The Relationship of Cardiorespiratory Fitness, Birth Weight and Parental BMI on Children’ Obesity Status


  • Zorica Stankovska Ss. Cyril and Methodius University Skopje, St. Kliment Ohridski Faculty of Pedagogy
  • Serjoža Gontarev Ss. Cyril and Methodius University Skopje, Faculty of Physical Education, Sport and Health
  • Žarko Kostovski Ss. Cyril and Methodius University Skopje, Faculty of Physical Education, Sport and Health
  • Aleksandar Janković University Novi Sad, Faculty of Pedagogy, Sombor
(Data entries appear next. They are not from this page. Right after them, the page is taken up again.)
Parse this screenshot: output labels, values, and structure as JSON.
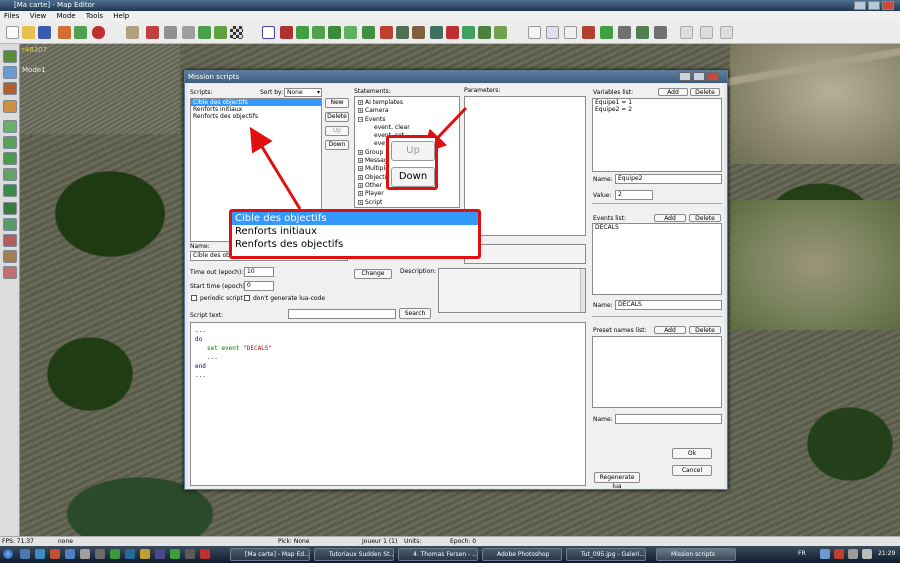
{
  "app": {
    "title": "[Ma carte] - Map Editor",
    "menu": [
      "Files",
      "View",
      "Mode",
      "Tools",
      "Help"
    ]
  },
  "hud": {
    "code": "r48307",
    "mode": "Mode1"
  },
  "dialog": {
    "title": "Mission scripts",
    "scripts_label": "Scripts:",
    "sortby_label": "Sort by:",
    "sortby_value": "None",
    "scripts": [
      "Cible des objectifs",
      "Renforts initiaux",
      "Renforts des objectifs"
    ],
    "buttons": {
      "new": "New",
      "delete": "Delete",
      "up": "Up",
      "down": "Down"
    },
    "statements_label": "Statements:",
    "statements": [
      {
        "label": "AI templates",
        "expander": "+",
        "indent": 0
      },
      {
        "label": "Camera",
        "expander": "+",
        "indent": 0
      },
      {
        "label": "Events",
        "expander": "−",
        "indent": 0
      },
      {
        "label": "event, clear",
        "expander": "",
        "indent": 1
      },
      {
        "label": "event, set",
        "expander": "",
        "indent": 1
      },
      {
        "label": "eve",
        "expander": "",
        "indent": 1
      },
      {
        "label": "Group",
        "expander": "+",
        "indent": 0
      },
      {
        "label": "Messag",
        "expander": "+",
        "indent": 0
      },
      {
        "label": "Multipla",
        "expander": "+",
        "indent": 0
      },
      {
        "label": "Objectiv",
        "expander": "+",
        "indent": 0
      },
      {
        "label": "Other",
        "expander": "+",
        "indent": 0
      },
      {
        "label": "Player",
        "expander": "+",
        "indent": 0
      },
      {
        "label": "Script",
        "expander": "+",
        "indent": 0
      }
    ],
    "parameters_label": "Parameters:",
    "name_label": "Name:",
    "name_value": "Cible des objecti",
    "timeout_label": "Time out (epoch):",
    "timeout_value": "10",
    "starttime_label": "Start time (epoch):",
    "starttime_value": "0",
    "periodic_label": "periodic script",
    "nolua_label": "don't generate lua-code",
    "change_label": "Change",
    "description_label": "Description:",
    "scripttext_label": "Script text:",
    "search_label": "Search",
    "code_lines": [
      {
        "text": "...",
        "color": "#000080",
        "indent": 0
      },
      {
        "text": "do",
        "color": "#000080",
        "indent": 0
      },
      {
        "text": "set event ",
        "color": "#008000",
        "indent": 1,
        "string": "\"DECALS\""
      },
      {
        "text": "...",
        "color": "#000080",
        "indent": 1
      },
      {
        "text": "end",
        "color": "#000080",
        "indent": 0
      },
      {
        "text": "...",
        "color": "#000080",
        "indent": 0
      }
    ],
    "variables_label": "Variables list:",
    "variables": [
      "Equipe1 = 1",
      "Equipe2 = 2"
    ],
    "add_label": "Add",
    "delete_label": "Delete",
    "var_name_label": "Name:",
    "var_name_value": "Equipe2",
    "var_value_label": "Value:",
    "var_value_value": "2",
    "events_label": "Events list:",
    "events": [
      "DECALS"
    ],
    "event_name_label": "Name:",
    "event_name_value": "DECALS",
    "preset_label": "Preset names list:",
    "preset_name_label": "Name:",
    "ok_label": "Ok",
    "cancel_label": "Cancel",
    "regenerate_label": "Regenerate lua"
  },
  "callout": {
    "list": [
      "Cible des objectifs",
      "Renforts initiaux",
      "Renforts des objectifs"
    ],
    "up": "Up",
    "down": "Down",
    "color": "#e01010"
  },
  "status": {
    "fps": "FPS: 71.37",
    "none1": "none",
    "pick": "Pick: None",
    "player": "Joueur 1 (1)",
    "units": "Units:",
    "epoch": "Epoch: 0"
  },
  "taskbar": {
    "tasks": [
      "[Ma carte] - Map Ed...",
      "Tutoriaux Sudden St...",
      "4. Thomas Fersen - ...",
      "Adobe Photoshop",
      "Tut_095.jpg - Galeri...",
      "Mission scripts"
    ],
    "lang": "FR",
    "clock": "21:29"
  }
}
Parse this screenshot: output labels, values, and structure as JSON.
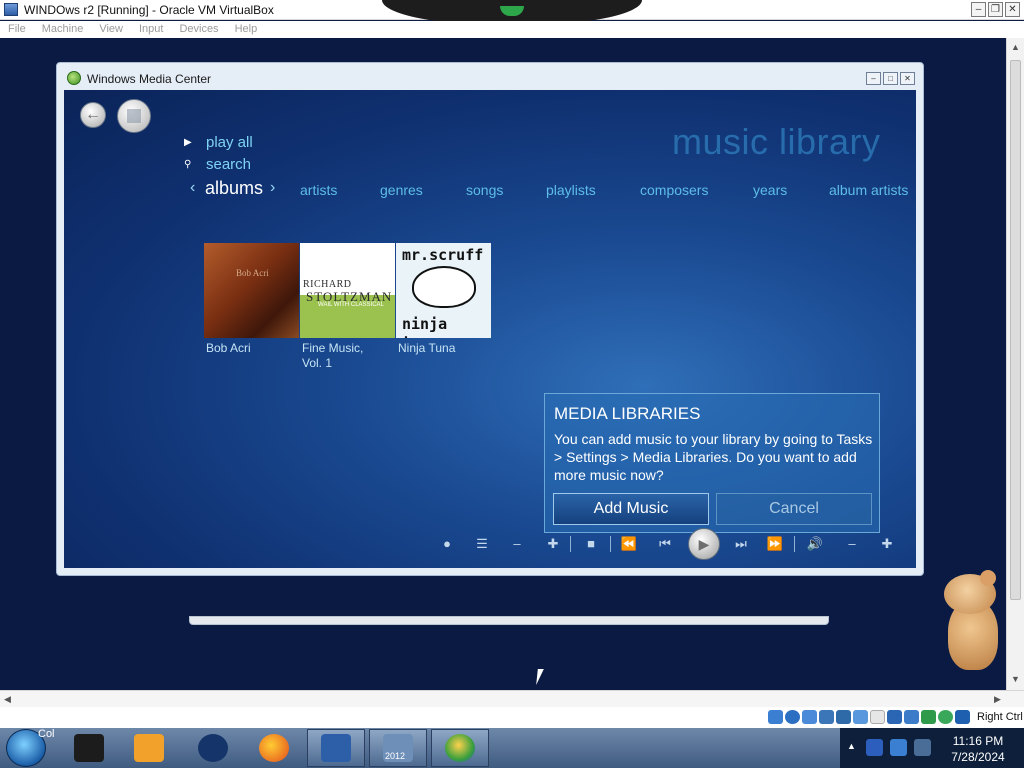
{
  "virtualbox": {
    "title": "WINDOws r2 [Running] - Oracle VM VirtualBox",
    "menu": [
      "File",
      "Machine",
      "View",
      "Input",
      "Devices",
      "Help"
    ],
    "host_key": "Right Ctrl"
  },
  "media_center": {
    "window_title": "Windows Media Center",
    "commands": [
      {
        "icon": "play-icon",
        "label": "play all"
      },
      {
        "icon": "search-icon",
        "label": "search"
      }
    ],
    "page_title": "music library",
    "tabs": {
      "active": "albums",
      "items": [
        "artists",
        "genres",
        "songs",
        "playlists",
        "composers",
        "years",
        "album artists"
      ]
    },
    "albums": [
      {
        "title": "Bob Acri",
        "cover_text": "Bob Acri"
      },
      {
        "title": "Fine Music, Vol. 1",
        "title_line1": "Fine Music,",
        "title_line2": "Vol. 1",
        "cover_text_1": "RICHARD",
        "cover_text_2": "STOLTZMAN",
        "cover_sub": "WAIL WITH CLASSICAL"
      },
      {
        "title": "Ninja Tuna",
        "cover_text_top": "mr.scruff",
        "cover_text_bottom": "ninja tuna"
      }
    ],
    "dialog": {
      "title": "MEDIA LIBRARIES",
      "body": "You can add music to your library by going to Tasks > Settings > Media Libraries. Do you want to add more music now?",
      "primary_button": "Add Music",
      "secondary_button": "Cancel"
    },
    "transport": [
      "record",
      "guide",
      "channel-down",
      "channel-up",
      "stop",
      "rewind",
      "previous",
      "play",
      "next",
      "fast-forward",
      "mute",
      "volume-down",
      "volume-up"
    ]
  },
  "taskbar": {
    "start_label": "Col",
    "pinned": [
      "terminal",
      "media-player",
      "globe",
      "firefox",
      "virtualbox",
      "server-2012",
      "windows-vm"
    ],
    "pinned_badge": "2012",
    "clock_time": "11:16 PM",
    "clock_date": "7/28/2024"
  },
  "colors": {
    "wmc_accent": "#7fd3f4",
    "wmc_background": "#1a4a92",
    "taskbar": "#4d6a90"
  }
}
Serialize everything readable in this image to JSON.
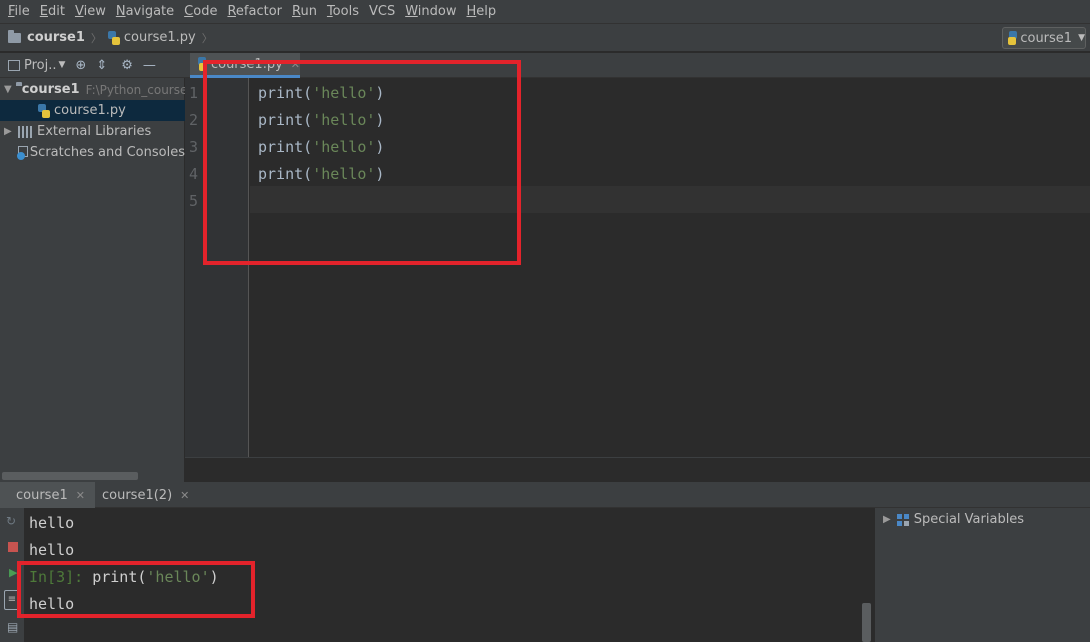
{
  "menu": [
    {
      "label": "File",
      "u": "F",
      "rest": "ile"
    },
    {
      "label": "Edit",
      "u": "E",
      "rest": "dit"
    },
    {
      "label": "View",
      "u": "V",
      "rest": "iew"
    },
    {
      "label": "Navigate",
      "u": "N",
      "rest": "avigate"
    },
    {
      "label": "Code",
      "u": "C",
      "rest": "ode"
    },
    {
      "label": "Refactor",
      "u": "R",
      "rest": "efactor"
    },
    {
      "label": "Run",
      "u": "R",
      "rest": "un"
    },
    {
      "label": "Tools",
      "u": "T",
      "rest": "ools"
    },
    {
      "label": "VCS",
      "u": "",
      "rest": "VCS"
    },
    {
      "label": "Window",
      "u": "W",
      "rest": "indow"
    },
    {
      "label": "Help",
      "u": "H",
      "rest": "elp"
    }
  ],
  "nav": {
    "project": "course1",
    "file": "course1.py",
    "run_config": "course1"
  },
  "project_panel": {
    "header": "Proj..",
    "root": {
      "name": "course1",
      "path": "F:\\Python_course"
    },
    "file": "course1.py",
    "external": "External Libraries",
    "scratches": "Scratches and Consoles"
  },
  "editor": {
    "tab": "course1.py",
    "line_numbers": [
      "1",
      "2",
      "3",
      "4",
      "5"
    ],
    "lines": [
      {
        "fn": "print",
        "open": "(",
        "str": "'hello'",
        "close": ")"
      },
      {
        "fn": "print",
        "open": "(",
        "str": "'hello'",
        "close": ")"
      },
      {
        "fn": "print",
        "open": "(",
        "str": "'hello'",
        "close": ")"
      },
      {
        "fn": "print",
        "open": "(",
        "str": "'hello'",
        "close": ")"
      }
    ]
  },
  "console": {
    "tabs": [
      "course1",
      "course1(2)"
    ],
    "output": [
      "hello",
      "hello"
    ],
    "prompt": "In[3]:",
    "command": " print(",
    "command_str": "'hello'",
    "command_close": ")",
    "result": "hello"
  },
  "variables": {
    "label": "Special Variables"
  },
  "colors": {
    "annotation": "#e3232b",
    "string": "#6a8759",
    "background": "#2b2b2b"
  }
}
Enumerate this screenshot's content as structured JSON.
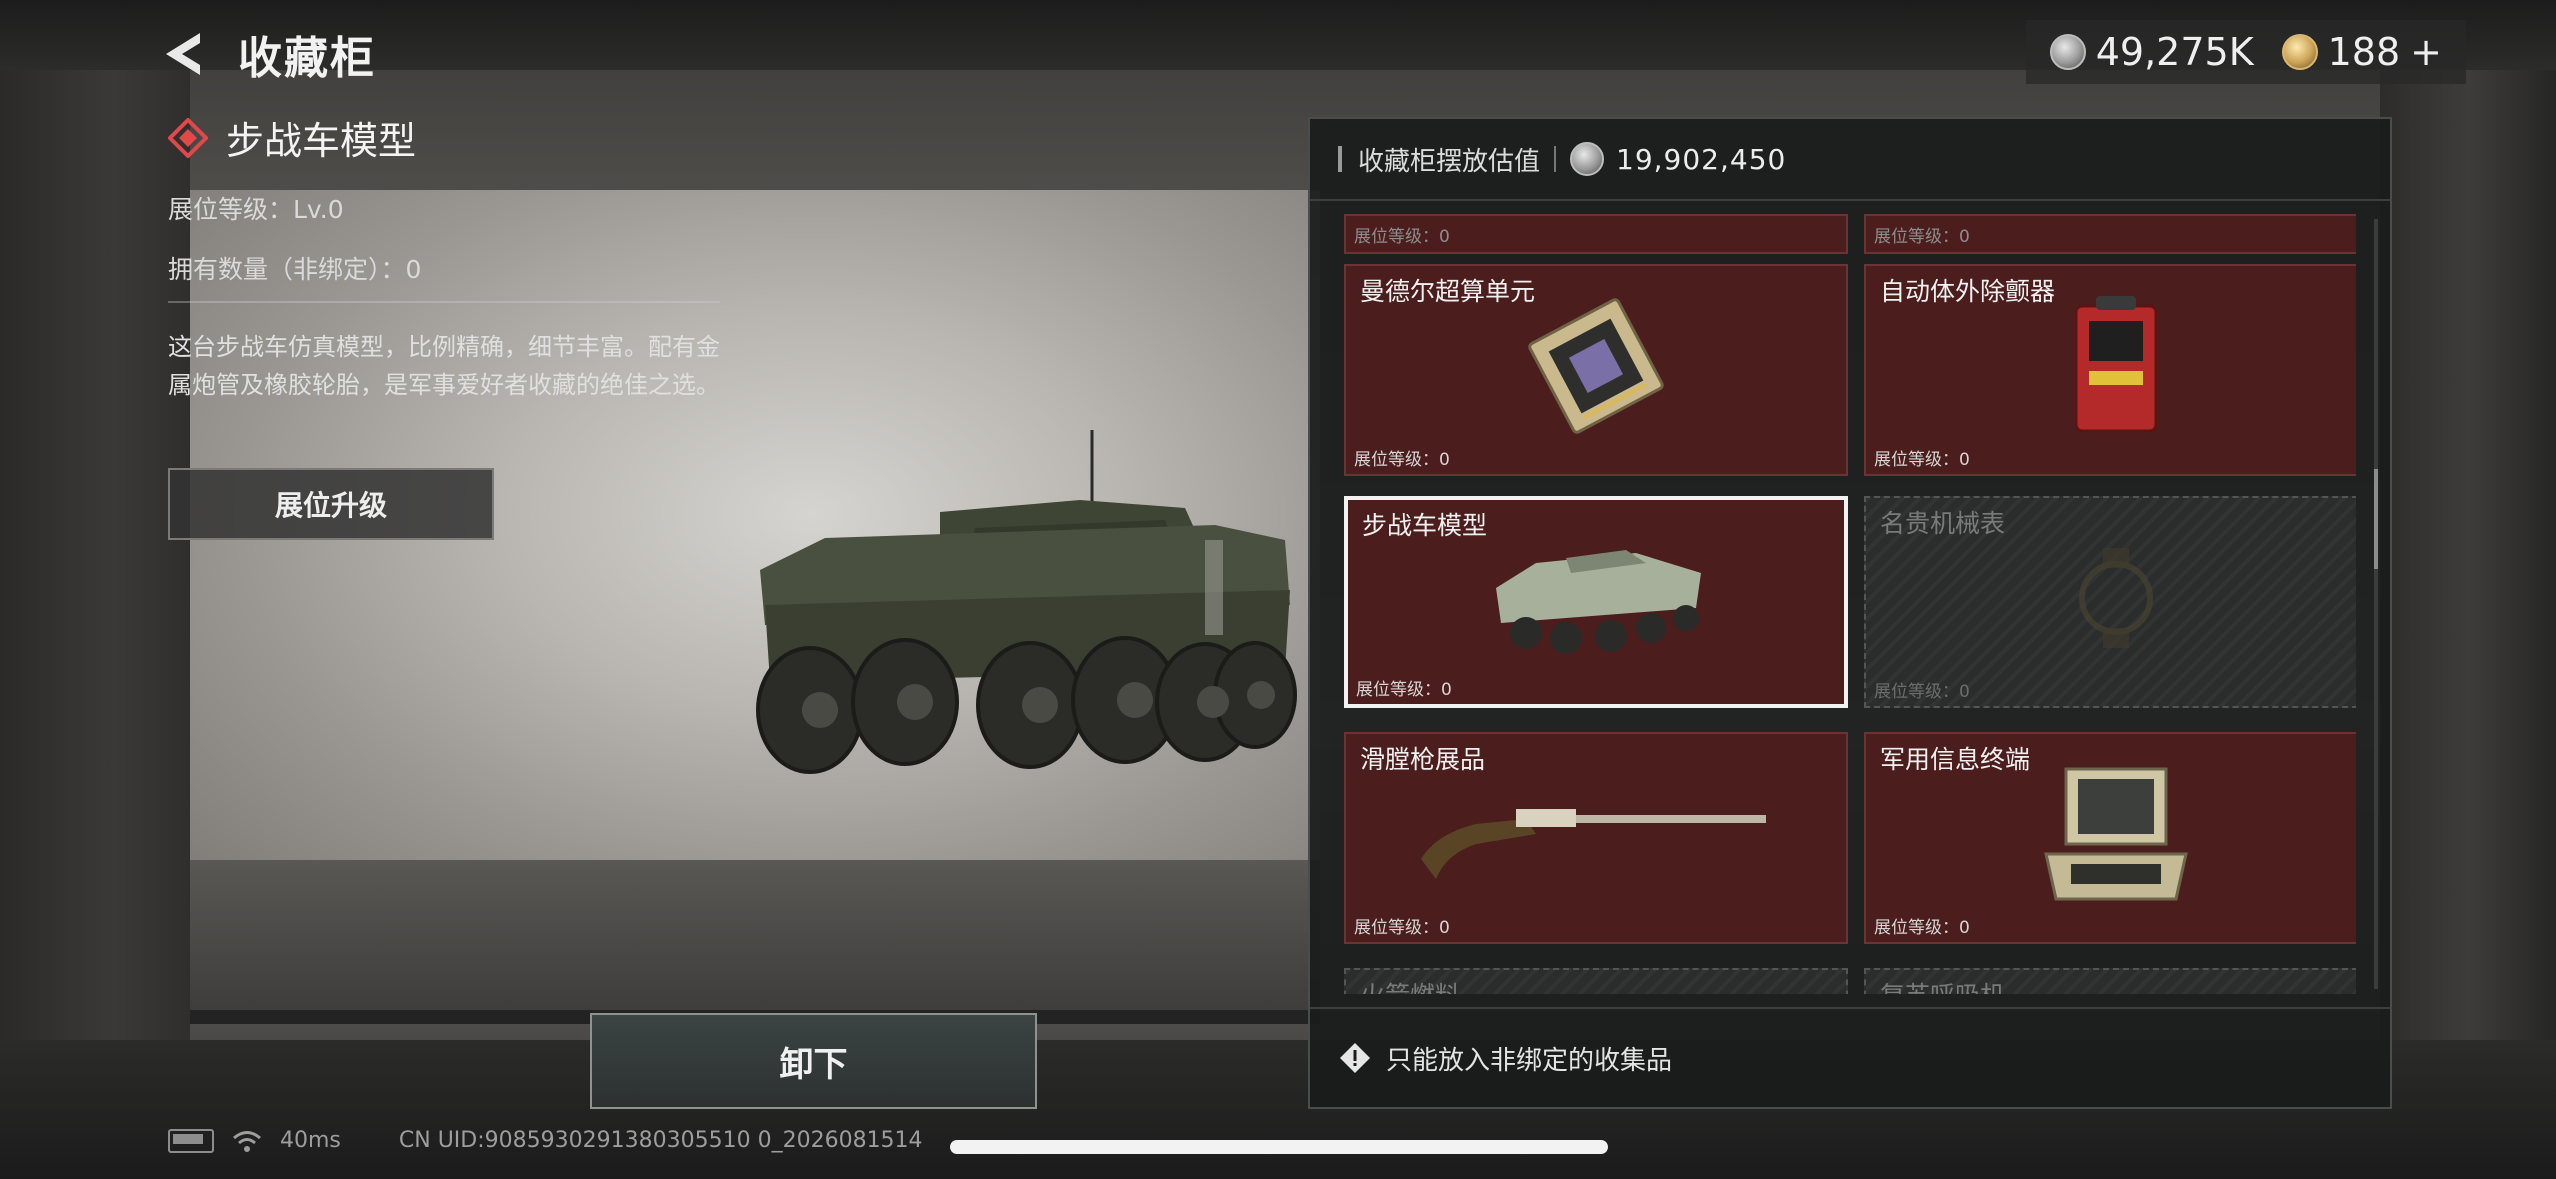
{
  "header": {
    "title": "收藏柜"
  },
  "currency": {
    "silver": "49,275K",
    "gold": "188",
    "gold_add": "+"
  },
  "item": {
    "title": "步战车模型",
    "level_line": "展位等级：Lv.0",
    "owned_line": "拥有数量（非绑定）：0",
    "description": "这台步战车仿真模型，比例精确，细节丰富。配有金属炮管及橡胶轮胎，是军事爱好者收藏的绝佳之选。",
    "upgrade_label": "展位升级",
    "unload_label": "卸下"
  },
  "status": {
    "ping": "40ms",
    "uid": "CN UID:9085930291380305510 0_2026081514"
  },
  "panel": {
    "title": "收藏柜摆放估值",
    "value": "19,902,450",
    "footer_note": "只能放入非绑定的收集品",
    "cards": [
      {
        "name": "",
        "level": "展位等级：0",
        "state": "stub"
      },
      {
        "name": "",
        "level": "展位等级：0",
        "state": "stub"
      },
      {
        "name": "曼德尔超算单元",
        "level": "展位等级：0",
        "state": "normal",
        "icon": "supercomputer-unit-icon"
      },
      {
        "name": "自动体外除颤器",
        "level": "展位等级：0",
        "state": "normal",
        "icon": "defibrillator-icon"
      },
      {
        "name": "步战车模型",
        "level": "展位等级：0",
        "state": "selected",
        "icon": "ifv-model-icon"
      },
      {
        "name": "名贵机械表",
        "level": "展位等级：0",
        "state": "locked",
        "icon": "mechanical-watch-icon"
      },
      {
        "name": "滑膛枪展品",
        "level": "展位等级：0",
        "state": "normal",
        "icon": "musket-icon"
      },
      {
        "name": "军用信息终端",
        "level": "展位等级：0",
        "state": "normal",
        "icon": "military-terminal-icon"
      },
      {
        "name": "火箭燃料",
        "level": "",
        "state": "stub"
      },
      {
        "name": "复苏呼吸机",
        "level": "",
        "state": "stub"
      }
    ]
  },
  "colors": {
    "card_red": "#4c1d1d",
    "panel_bg": "#1a1c1c",
    "accent_red": "#e0484a"
  }
}
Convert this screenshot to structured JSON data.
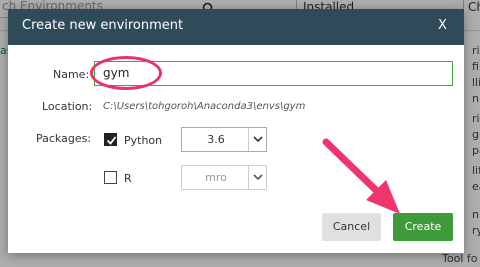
{
  "background": {
    "search_placeholder": "ch Environments",
    "search_icon": "search-icon",
    "filter_value": "Installed",
    "right_clip": "Ch",
    "left_snippet": "as",
    "right_fragments": [
      "ri",
      "fi",
      "lli",
      "n",
      "ri",
      "gu",
      "pa",
      "lif",
      "ea",
      "n",
      "ry"
    ],
    "tool_for": "Tool fo"
  },
  "dialog": {
    "title": "Create new environment",
    "close_label": "X",
    "name_label": "Name:",
    "name_value": "gym",
    "location_label": "Location:",
    "location_value": "C:\\Users\\tohgoroh\\Anaconda3\\envs\\gym",
    "packages_label": "Packages:",
    "packages": [
      {
        "name": "Python",
        "checked": true,
        "version": "3.6",
        "enabled": true
      },
      {
        "name": "R",
        "checked": false,
        "version": "mro",
        "enabled": false
      }
    ],
    "cancel_label": "Cancel",
    "create_label": "Create"
  },
  "annotation": {
    "highlight_color": "#e8336a",
    "accent_green": "#3f9a3a",
    "titlebar_color": "#2f4b5a"
  }
}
The aim of the study was to determine the differences in cardiorespiratory fitness, parents’ body mass index, birth weight between a group of children with normal and overweight / obesity and to determine how much the studied variables affect the risk of their biological offspring being overweight. The research was conducted on a sample of 1096 respondents, aged 6 to 10 years, randomly drawn from several primary schools in the Skopje region. The sample is divided into two sub-samples according to gender, 496 male respondents and 600 female respondents. Cardiorespiratory fitness was assessed with the 20m shuttle run test according to the procedures described in FITNESSGRAM. The children were classified into two groups, based on the percentages of the body mass index, according to the IOTF standard. The birth weight of the children was assessed from the pediatric records of each child at birth. The condition of overweight / obese parents was defined according to the classification of the World Health Organization. Data on the education of parents (especially mothers and fathers) were collected through a questionnaire.. The prevalence of overweight and obesity in this study was 22.6% and 14.9%, for the entire sample of respondents without statistically significant gender differences. The results of the research indicate the connection between obesity of parents and their children. Furthermore, the results suggest that low cardiorespiratory fitness and high birth weight are predictors of OV / OB in childhood.